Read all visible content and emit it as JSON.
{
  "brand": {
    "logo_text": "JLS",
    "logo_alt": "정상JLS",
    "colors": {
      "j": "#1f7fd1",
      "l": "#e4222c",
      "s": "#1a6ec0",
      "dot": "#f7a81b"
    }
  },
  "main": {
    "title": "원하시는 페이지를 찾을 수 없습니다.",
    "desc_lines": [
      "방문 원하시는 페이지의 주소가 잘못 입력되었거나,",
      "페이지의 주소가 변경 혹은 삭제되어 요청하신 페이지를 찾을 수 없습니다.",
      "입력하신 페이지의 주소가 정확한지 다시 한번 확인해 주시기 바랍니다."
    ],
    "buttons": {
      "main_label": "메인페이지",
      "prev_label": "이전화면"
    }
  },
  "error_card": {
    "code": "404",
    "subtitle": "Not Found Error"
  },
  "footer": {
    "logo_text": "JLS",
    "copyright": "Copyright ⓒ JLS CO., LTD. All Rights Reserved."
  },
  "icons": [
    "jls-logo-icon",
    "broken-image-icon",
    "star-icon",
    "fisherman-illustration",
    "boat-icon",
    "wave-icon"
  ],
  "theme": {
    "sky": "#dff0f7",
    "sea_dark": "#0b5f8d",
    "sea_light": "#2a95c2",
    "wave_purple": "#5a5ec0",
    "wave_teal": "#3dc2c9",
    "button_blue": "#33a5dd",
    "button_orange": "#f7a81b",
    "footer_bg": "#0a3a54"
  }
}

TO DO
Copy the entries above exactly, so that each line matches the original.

EXPECTED OUTPUT
Read all visible content and emit it as JSON.
{
  "brand": {
    "logo_text": "JLS",
    "logo_alt": "정상JLS",
    "colors": {
      "j": "#1f7fd1",
      "l": "#e4222c",
      "s": "#1a6ec0",
      "dot": "#f7a81b"
    }
  },
  "main": {
    "title": "원하시는 페이지를 찾을 수 없습니다.",
    "desc_lines": [
      "방문 원하시는 페이지의 주소가 잘못 입력되었거나,",
      "페이지의 주소가 변경 혹은 삭제되어 요청하신 페이지를 찾을 수 없습니다.",
      "입력하신 페이지의 주소가 정확한지 다시 한번 확인해 주시기 바랍니다."
    ],
    "buttons": {
      "main_label": "메인페이지",
      "prev_label": "이전화면"
    }
  },
  "error_card": {
    "code": "404",
    "subtitle": "Not Found Error"
  },
  "footer": {
    "logo_text": "JLS",
    "copyright": "Copyright ⓒ JLS CO., LTD. All Rights Reserved."
  },
  "icons": [
    "jls-logo-icon",
    "broken-image-icon",
    "star-icon",
    "fisherman-illustration",
    "boat-icon",
    "wave-icon"
  ],
  "theme": {
    "sky": "#dff0f7",
    "sea_dark": "#0b5f8d",
    "sea_light": "#2a95c2",
    "wave_purple": "#5a5ec0",
    "wave_teal": "#3dc2c9",
    "button_blue": "#33a5dd",
    "button_orange": "#f7a81b",
    "footer_bg": "#0a3a54"
  }
}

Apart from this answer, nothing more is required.